Whilst The Handmaids Tale is a story of one woman’s journey to overcome oppression, Orphan Black is one of sisterhood.
Highly entertaining and underrated. Orphan Black should not be missed by all sci-fi fans
The Leftovers is probably one of the strangest shows on TV. The show is set 3 years after what is known as the “Sudden Departure” where 2% of the planet’s population simultaneously disappeared inexplicably.
The show explores how people are dealing with a world where in many ways mainstream religion has now failed and the people cannot deny the existence of some sort of divine power. With this comes the rise of cults and questions of morality for those that have been left behind. Are those that departed been taken to a better place in a sort of rapture and those that are left behind somehow bad?
The show is interesting because it deals with what happens to a society where everything becomes meaningless. It does this in some very bleak and weird ways.

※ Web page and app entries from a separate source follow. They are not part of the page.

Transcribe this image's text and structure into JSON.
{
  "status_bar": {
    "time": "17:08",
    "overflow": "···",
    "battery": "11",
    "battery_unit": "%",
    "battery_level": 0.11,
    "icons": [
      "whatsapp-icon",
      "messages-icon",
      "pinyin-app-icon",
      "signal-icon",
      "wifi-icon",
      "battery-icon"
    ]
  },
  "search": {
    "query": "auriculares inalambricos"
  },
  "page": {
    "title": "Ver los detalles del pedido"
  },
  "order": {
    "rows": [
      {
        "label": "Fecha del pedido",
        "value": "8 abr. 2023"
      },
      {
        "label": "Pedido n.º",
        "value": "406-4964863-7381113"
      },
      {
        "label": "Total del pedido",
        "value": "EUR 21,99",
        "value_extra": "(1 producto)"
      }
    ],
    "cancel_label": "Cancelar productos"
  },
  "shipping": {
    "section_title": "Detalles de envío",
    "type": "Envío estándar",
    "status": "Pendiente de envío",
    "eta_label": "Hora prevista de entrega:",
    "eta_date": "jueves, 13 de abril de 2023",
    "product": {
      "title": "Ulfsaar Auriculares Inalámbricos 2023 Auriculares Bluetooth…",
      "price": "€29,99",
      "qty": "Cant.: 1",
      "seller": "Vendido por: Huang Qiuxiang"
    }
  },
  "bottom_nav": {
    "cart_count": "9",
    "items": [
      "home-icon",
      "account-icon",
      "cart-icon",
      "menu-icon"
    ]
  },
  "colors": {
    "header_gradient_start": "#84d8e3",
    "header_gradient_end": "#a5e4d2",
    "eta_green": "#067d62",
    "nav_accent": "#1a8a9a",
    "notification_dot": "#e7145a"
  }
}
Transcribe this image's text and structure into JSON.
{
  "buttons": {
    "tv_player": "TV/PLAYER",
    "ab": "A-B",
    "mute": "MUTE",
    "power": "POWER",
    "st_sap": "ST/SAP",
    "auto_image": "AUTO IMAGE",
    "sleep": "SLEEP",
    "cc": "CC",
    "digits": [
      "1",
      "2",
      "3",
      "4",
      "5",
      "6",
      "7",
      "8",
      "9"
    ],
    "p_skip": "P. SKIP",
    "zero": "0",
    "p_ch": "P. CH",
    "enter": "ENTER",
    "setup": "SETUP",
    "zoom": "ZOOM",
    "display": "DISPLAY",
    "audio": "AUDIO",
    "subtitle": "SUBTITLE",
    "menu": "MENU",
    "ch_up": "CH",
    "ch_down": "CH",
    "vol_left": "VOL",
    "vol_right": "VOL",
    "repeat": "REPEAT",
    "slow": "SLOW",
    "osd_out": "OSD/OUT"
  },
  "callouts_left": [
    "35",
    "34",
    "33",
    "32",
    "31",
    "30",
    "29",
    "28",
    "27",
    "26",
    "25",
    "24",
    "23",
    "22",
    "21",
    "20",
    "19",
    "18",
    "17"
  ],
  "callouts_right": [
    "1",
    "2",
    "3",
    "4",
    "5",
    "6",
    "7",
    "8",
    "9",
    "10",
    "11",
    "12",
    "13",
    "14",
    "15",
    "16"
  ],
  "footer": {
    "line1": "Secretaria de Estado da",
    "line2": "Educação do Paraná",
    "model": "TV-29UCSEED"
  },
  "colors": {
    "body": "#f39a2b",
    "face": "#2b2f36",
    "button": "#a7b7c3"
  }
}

The Leftovers is not an easy show to watch in this world where cults, fundamentalism, conspiracies and nothing to live for is on the rise.
The sudden departure can be seen as a metaphor for disasters for how people acted after disasters like 9/11. Together with this being created by Damon “Lost” Lindelof has its fair dose of mysteries, unanswered questions and weirdness
(Real) Humans / Westworld
I’ve put these 3 shows (the Swedish show Real Humans, its UK remake Humans and Westworld) together as they deal with very similar themes
(Real) Humans is set in an alternative future where consumer-level humanoid robots workers and servants are widespread across society and some of them have attained free will and want freedom from human ownership.
Westworld based on the 1973 movie and book of the same name is set in a future where there is a technological theme park populated by android hosts. The paying guests can indulge in whatever they wish again these android hosts without fear of retaliation until some of the hosts develop consciousness and free will.
In both these shows are themes of slavery and the value of the lives of these slaves. These androids are not considered to be human and are exploited by their hosts.
If you were to look into the meaning of the word robot it is actually derived from the Czech word Robota which means forced labour. Both shows bring up questions of modern slavery and of the past. Black slaves of America were considered as 3/5 of a person and then look at what is happening in Libya and across the world today
Both shows deal with the “awakening” of the where the androids attain consciousness and their eventual uprising against the humans. Westworld especially in its second amazing season asks the questions what it means to be “human” in deeply spiritual ways
Art can tell us so much about life and this is why shows like The Handmaids Tale and other dystopian dramas are important especially considering the current climate we are living in